    As Zim said, earplugs are the go. Naked bikes are (short of a full-dress tourer with a barn-door windshield) about as good as it gets for reducing wind noise, thanks to the clean airflow over the helmet, and even then it's dangeously loud. For example, BMW claims their SportIntegral helmets are the quietest on the market at 85dB(a) at 100kph and independent testing puts most helmets around 90+dB(a) on a naked bike at 100kph. Faster = louder. Throw in some turbulant airflow from a short windshield or nearby car or truck and it just gets ridiculously loud and damaging to long-term hearing.

    As a (future) mechanical engineer you'll get used to wearing 'em 23 hours a day anyway due to work. :D

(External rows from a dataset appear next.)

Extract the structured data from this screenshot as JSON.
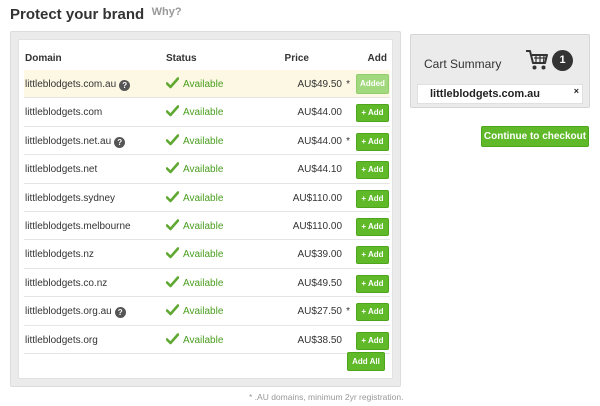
{
  "heading": {
    "title": "Protect your brand",
    "why_link": "Why?"
  },
  "table": {
    "headers": {
      "domain": "Domain",
      "status": "Status",
      "price": "Price",
      "add": "Add"
    },
    "rows": [
      {
        "domain": "littleblodgets.com.au",
        "help": true,
        "status": "Available",
        "price": "AU$49.50",
        "star": "*",
        "button": "Added",
        "added": true
      },
      {
        "domain": "littleblodgets.com",
        "help": false,
        "status": "Available",
        "price": "AU$44.00",
        "star": "",
        "button": "+ Add",
        "added": false
      },
      {
        "domain": "littleblodgets.net.au",
        "help": true,
        "status": "Available",
        "price": "AU$44.00",
        "star": "*",
        "button": "+ Add",
        "added": false
      },
      {
        "domain": "littleblodgets.net",
        "help": false,
        "status": "Available",
        "price": "AU$44.10",
        "star": "",
        "button": "+ Add",
        "added": false
      },
      {
        "domain": "littleblodgets.sydney",
        "help": false,
        "status": "Available",
        "price": "AU$110.00",
        "star": "",
        "button": "+ Add",
        "added": false
      },
      {
        "domain": "littleblodgets.melbourne",
        "help": false,
        "status": "Available",
        "price": "AU$110.00",
        "star": "",
        "button": "+ Add",
        "added": false
      },
      {
        "domain": "littleblodgets.nz",
        "help": false,
        "status": "Available",
        "price": "AU$39.00",
        "star": "",
        "button": "+ Add",
        "added": false
      },
      {
        "domain": "littleblodgets.co.nz",
        "help": false,
        "status": "Available",
        "price": "AU$49.50",
        "star": "",
        "button": "+ Add",
        "added": false
      },
      {
        "domain": "littleblodgets.org.au",
        "help": true,
        "status": "Available",
        "price": "AU$27.50",
        "star": "*",
        "button": "+ Add",
        "added": false
      },
      {
        "domain": "littleblodgets.org",
        "help": false,
        "status": "Available",
        "price": "AU$38.50",
        "star": "",
        "button": "+ Add",
        "added": false
      }
    ],
    "add_all_label": "Add All",
    "help_icon_glyph": "?"
  },
  "footnote": "* .AU domains, minimum 2yr registration.",
  "cart": {
    "title": "Cart Summary",
    "count": "1",
    "item": "littleblodgets.com.au",
    "remove_glyph": "×",
    "icon": "shopping-cart-icon"
  },
  "checkout_label": "Continue to checkout",
  "colors": {
    "accent_green": "#5fb928",
    "available_text": "#4a9e1f",
    "added_row": "#fcf8e3"
  }
}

    Draught-wise, the "Windjammer" skirt which fits around the bottom of the helmet helps to reduce the amount of cold air coming up from the chinbar, especially in conjunction with a balaclava/neck-sock. May also reduce wind noise depending on the main source of the noise (wouldn't rely on it, tho). Edit: A riding balaclava (upper half thin lycra/spandex, lower half windproof thermal balaclava) might be the thing to try first as you'll likely need one for winter anyway for late nights and early mornings. :)

    Again, congrats on getting out of the city. The VTR250's a very capable bike on twisty roads, light and agile. :)
  6. Went there for the first time yesterday, roads are awesome as shit.

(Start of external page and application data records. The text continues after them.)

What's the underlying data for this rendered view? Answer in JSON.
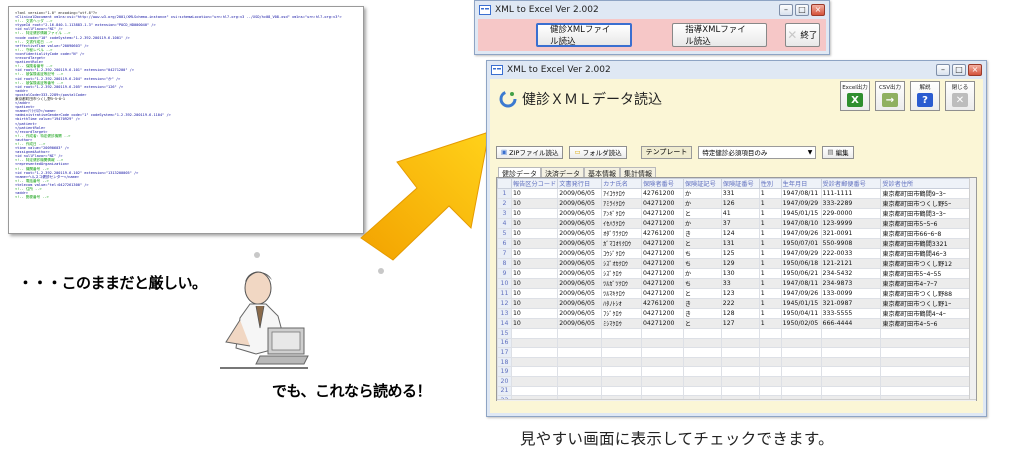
{
  "xml_document": {
    "lines": [
      {
        "t": "<?xml version=\"1.0\" encoding=\"utf-8\"?>",
        "k": "b"
      },
      {
        "t": "<ClinicalDocument xmlns:xsi=\"http://www.w3.org/2001/XMLSchema-instance\" xsi:schemaLocation=\"urn:hl7-org:v3 ../XSD/hc08_V08.xsd\" xmlns=\"urn:hl7-org:v3\">",
        "k": ""
      },
      {
        "t": "  <!-- 文書ヘッダ -->",
        "k": "c"
      },
      {
        "t": "  <typeId root=\"2.16.840.1.113883.1.3\" extension=\"POCD_HD000040\" />",
        "k": ""
      },
      {
        "t": "  <id nullFlavor=\"NI\" />",
        "k": ""
      },
      {
        "t": "  <!-- 特定健診情報ファイル -->",
        "k": "c"
      },
      {
        "t": "  <code code=\"10\" codeSystem=\"1.2.392.200119.6.1001\" />",
        "k": ""
      },
      {
        "t": "  <!-- 文書作成日 -->",
        "k": "c"
      },
      {
        "t": "  <effectiveTime value=\"20090603\" />",
        "k": ""
      },
      {
        "t": "  <!-- 守秘レベル -->",
        "k": "c"
      },
      {
        "t": "  <confidentialityCode code=\"N\" />",
        "k": ""
      },
      {
        "t": "  <recordTarget>",
        "k": ""
      },
      {
        "t": "    <patientRole>",
        "k": ""
      },
      {
        "t": "      <!-- 保険者番号 -->",
        "k": "c"
      },
      {
        "t": "      <id root=\"1.2.392.200119.6.101\" extension=\"04271200\" />",
        "k": ""
      },
      {
        "t": "      <!-- 被保険者証等記号 -->",
        "k": "c"
      },
      {
        "t": "      <id root=\"1.2.392.200119.6.204\" extension=\"か\" />",
        "k": ""
      },
      {
        "t": "      <!-- 被保険者証等番号 -->",
        "k": "c"
      },
      {
        "t": "      <id root=\"1.2.392.200119.6.205\" extension=\"126\" />",
        "k": ""
      },
      {
        "t": "      <addr>",
        "k": ""
      },
      {
        "t": "        <postalCode>333-2289</postalCode>",
        "k": ""
      },
      {
        "t": "        東京都町田市つくし野5ｰ5ｰ8ｰ1",
        "k": "b"
      },
      {
        "t": "      </addr>",
        "k": ""
      },
      {
        "t": "      <patient>",
        "k": ""
      },
      {
        "t": "        <name>ｱﾐﾗｲｸﾛｳ</name>",
        "k": ""
      },
      {
        "t": "        <administrativeGenderCode code=\"1\" codeSystem=\"1.2.392.200119.6.1104\" />",
        "k": ""
      },
      {
        "t": "        <birthTime value=\"19470929\" />",
        "k": ""
      },
      {
        "t": "      </patient>",
        "k": ""
      },
      {
        "t": "    </patientRole>",
        "k": ""
      },
      {
        "t": "  </recordTarget>",
        "k": ""
      },
      {
        "t": "  <!-- 作成者：特定健診機関 -->",
        "k": "c"
      },
      {
        "t": "  <author>",
        "k": ""
      },
      {
        "t": "    <!-- 作成日 -->",
        "k": "c"
      },
      {
        "t": "    <time value=\"20090603\" />",
        "k": ""
      },
      {
        "t": "    <assignedAuthor>",
        "k": ""
      },
      {
        "t": "      <id nullFlavor=\"NI\" />",
        "k": ""
      },
      {
        "t": "      <!-- 特定健診機関情報 -->",
        "k": "c"
      },
      {
        "t": "      <representedOrganization>",
        "k": ""
      },
      {
        "t": "        <!-- 機関番号 -->",
        "k": "c"
      },
      {
        "t": "        <id root=\"1.2.392.200119.6.102\" extension=\"1313200005\" />",
        "k": ""
      },
      {
        "t": "        <name>ヘルスコ健診センター</name>",
        "k": ""
      },
      {
        "t": "        <!-- 電話番号 -->",
        "k": "c"
      },
      {
        "t": "        <telecom value=\"tel:0427261300\" />",
        "k": ""
      },
      {
        "t": "        <!-- 住所 -->",
        "k": "c"
      },
      {
        "t": "        <addr>",
        "k": ""
      },
      {
        "t": "          <!-- 郵便番号 -->",
        "k": "c"
      }
    ]
  },
  "captions": {
    "left_top": "・・・このままだと厳しい。",
    "left_bottom": "でも、これなら読める！",
    "bottom": "見やすい画面に表示してチェックできます。"
  },
  "launcher": {
    "title": "XML to Excel  Ver 2.002",
    "buttons": [
      "健診XMLファイル読込",
      "指導XMLファイル読込"
    ],
    "exit_label": "終了"
  },
  "main_window": {
    "title": "XML to Excel  Ver 2.002",
    "heading": "健診ＸＭＬデータ読込",
    "tool_buttons": [
      {
        "label": "Excel出力",
        "icon": "excel-icon",
        "color": "#2f8f2f",
        "glyph": "X"
      },
      {
        "label": "CSV出力",
        "icon": "csv-export-icon",
        "color": "#8fb060",
        "glyph": "→"
      },
      {
        "label": "解説",
        "icon": "help-icon",
        "color": "#2a5bd0",
        "glyph": "?"
      },
      {
        "label": "閉じる",
        "icon": "close-icon",
        "color": "#bdbdbd",
        "glyph": "✕"
      }
    ],
    "zip_button": "ZIPファイル読込",
    "folder_button": "フォルダ読込",
    "template_label": "テンプレート",
    "template_value": "特定健診必須項目のみ",
    "edit_button": "編集",
    "tabs": [
      "健診データ",
      "決済データ",
      "基本情報",
      "集計情報"
    ],
    "columns": [
      "報告区分コード",
      "文書発行日",
      "カナ氏名",
      "保険者番号",
      "保険証記号",
      "保険証番号",
      "性別",
      "生年月日",
      "受診者郵便番号",
      "受診者住所"
    ],
    "rows": [
      [
        "10",
        "2009/06/05",
        "ｱｲｺｳｸﾛｳ",
        "42761200",
        "か",
        "331",
        "1",
        "1947/08/11",
        "111-1111",
        "東京都町田市鶴間9ｰ3ｰ"
      ],
      [
        "10",
        "2009/06/05",
        "ｱﾐﾗｲｸﾛｳ",
        "04271200",
        "か",
        "126",
        "1",
        "1947/09/29",
        "333-2289",
        "東京都町田市つくし野5ｰ"
      ],
      [
        "10",
        "2009/06/05",
        "ｱﾝｷﾞｸﾛｳ",
        "04271200",
        "と",
        "41",
        "1",
        "1945/01/15",
        "229-0000",
        "東京都町田市鶴間3ｰ3ｰ"
      ],
      [
        "10",
        "2009/06/05",
        "ｲｾﾊﾗｸﾛｳ",
        "04271200",
        "か",
        "37",
        "1",
        "1947/08/10",
        "123-9999",
        "東京都町田市5ｰ5ｰ6"
      ],
      [
        "10",
        "2009/06/05",
        "ｵﾀﾞﾜﾗｸﾛｳ",
        "42761200",
        "き",
        "124",
        "1",
        "1947/09/26",
        "321-0091",
        "東京都町田市66ｰ6ｰ8"
      ],
      [
        "10",
        "2009/06/05",
        "ｶﾞﾏｺｵﾘｸﾛｳ",
        "04271200",
        "と",
        "131",
        "1",
        "1950/07/01",
        "550-9908",
        "東京都町田市鶴間3321"
      ],
      [
        "10",
        "2009/06/05",
        "ｺｳｼﾞｸﾛｳ",
        "04271200",
        "ち",
        "125",
        "1",
        "1947/09/29",
        "222-0033",
        "東京都町田市鶴間46ｰ3"
      ],
      [
        "10",
        "2009/06/05",
        "ｼｽﾞｵｶｸﾛｳ",
        "04271200",
        "ち",
        "129",
        "1",
        "1950/06/18",
        "121-2121",
        "東京都町田市つくし野12"
      ],
      [
        "10",
        "2009/06/05",
        "ｼｽﾞｸﾛｳ",
        "04271200",
        "か",
        "130",
        "1",
        "1950/06/21",
        "234-5432",
        "東京都町田市5ｰ4ｰ55"
      ],
      [
        "10",
        "2009/06/05",
        "ﾂﾙｶﾞﾂｸﾛｳ",
        "04271200",
        "ち",
        "33",
        "1",
        "1947/08/11",
        "234-9873",
        "東京都町田市4ｰ7ｰ7"
      ],
      [
        "10",
        "2009/06/05",
        "ﾂﾙﾏｷｸﾛｳ",
        "04271200",
        "と",
        "123",
        "1",
        "1947/09/26",
        "133-0099",
        "東京都町田市つくし野88"
      ],
      [
        "10",
        "2009/06/05",
        "ﾊﾀﾉﾄｼｵ",
        "42761200",
        "き",
        "222",
        "1",
        "1945/01/15",
        "321-0987",
        "東京都町田市つくし野1ｰ"
      ],
      [
        "10",
        "2009/06/05",
        "ﾌｼﾞｸﾛｳ",
        "04271200",
        "き",
        "128",
        "1",
        "1950/04/11",
        "333-5555",
        "東京都町田市鶴間4ｰ4ｰ"
      ],
      [
        "10",
        "2009/06/05",
        "ﾐｼﾏｸﾛｳ",
        "04271200",
        "と",
        "127",
        "1",
        "1950/02/05",
        "666-4444",
        "東京都町田市4ｰ5ｰ6"
      ]
    ],
    "total_rows": 23
  }
}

    EDIT: oh man just read OP

    EDIT2: first ride with the gopro, shame the ride didn't last too long
  7. I already have plenty of balaclavas front skiing, including a thin one designed to go under a snow helmet. That one has a skull on it a la Ghost from MW2 - if only I had an face helmet... Speaking of which bought a Shift RSR2 Carbon today. Bloody amazing helmet and so much better than my RJays cheapie. I almost feel bad knowing that my girlfriend will be wearing it once I'm allowed a Pillion.

    Also from skiing I have a bunch of different neckwarmers, of which I suggest everyone should have. They are way more comfortable than a balaclava and without taking up as much space as a scarf. The trick is to carefully arrange it under your chin strap so it is held there loosely
  8. Yeah, RSR2 is a fantastic helmet; very good ventilation, effective anti-fogging measures, light weight and great peripheral vision. :)
  9. Omg yes the weight is the best thing for me. The fit still has a few "pressure points" ont the top of my head as the helmet hadn't been worn by ~anyone~ before (was from the back room, not a demo), but it's still very comfortable and well fit. I've only done about an hours riding since then but in that time it's already noticeably more comfortable for your neck. The lighter weight makes it much easier to quickly look around too.